------ Entries provided ------

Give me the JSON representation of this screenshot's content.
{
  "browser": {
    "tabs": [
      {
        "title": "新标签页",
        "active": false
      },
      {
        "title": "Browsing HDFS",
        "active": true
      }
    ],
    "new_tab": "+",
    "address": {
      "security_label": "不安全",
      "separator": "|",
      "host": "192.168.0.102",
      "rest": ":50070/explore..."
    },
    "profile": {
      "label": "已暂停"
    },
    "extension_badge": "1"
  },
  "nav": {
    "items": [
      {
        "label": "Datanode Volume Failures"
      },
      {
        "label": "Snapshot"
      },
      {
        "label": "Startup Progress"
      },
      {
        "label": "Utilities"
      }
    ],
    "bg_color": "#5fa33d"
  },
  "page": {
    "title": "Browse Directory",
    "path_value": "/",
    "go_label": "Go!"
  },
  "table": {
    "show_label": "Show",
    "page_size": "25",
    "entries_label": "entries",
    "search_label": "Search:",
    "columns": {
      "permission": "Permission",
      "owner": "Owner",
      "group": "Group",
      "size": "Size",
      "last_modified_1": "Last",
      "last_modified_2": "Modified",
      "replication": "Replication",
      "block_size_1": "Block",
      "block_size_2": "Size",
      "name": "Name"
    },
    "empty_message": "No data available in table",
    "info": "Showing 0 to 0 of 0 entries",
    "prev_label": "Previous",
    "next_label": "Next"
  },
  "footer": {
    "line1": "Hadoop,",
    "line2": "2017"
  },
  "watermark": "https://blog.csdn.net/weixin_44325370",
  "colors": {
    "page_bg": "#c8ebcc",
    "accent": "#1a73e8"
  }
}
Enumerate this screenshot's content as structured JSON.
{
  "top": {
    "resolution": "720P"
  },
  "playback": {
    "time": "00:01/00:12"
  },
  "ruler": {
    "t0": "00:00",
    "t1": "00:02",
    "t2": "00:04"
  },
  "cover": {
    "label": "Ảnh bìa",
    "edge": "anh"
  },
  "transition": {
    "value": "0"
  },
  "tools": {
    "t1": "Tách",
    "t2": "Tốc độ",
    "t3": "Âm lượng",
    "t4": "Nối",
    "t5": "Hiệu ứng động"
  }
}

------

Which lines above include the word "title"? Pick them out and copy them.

-- Written reply --
        "title": "新标签页",
        "title": "Browsing HDFS",
    "title": "Browse Directory",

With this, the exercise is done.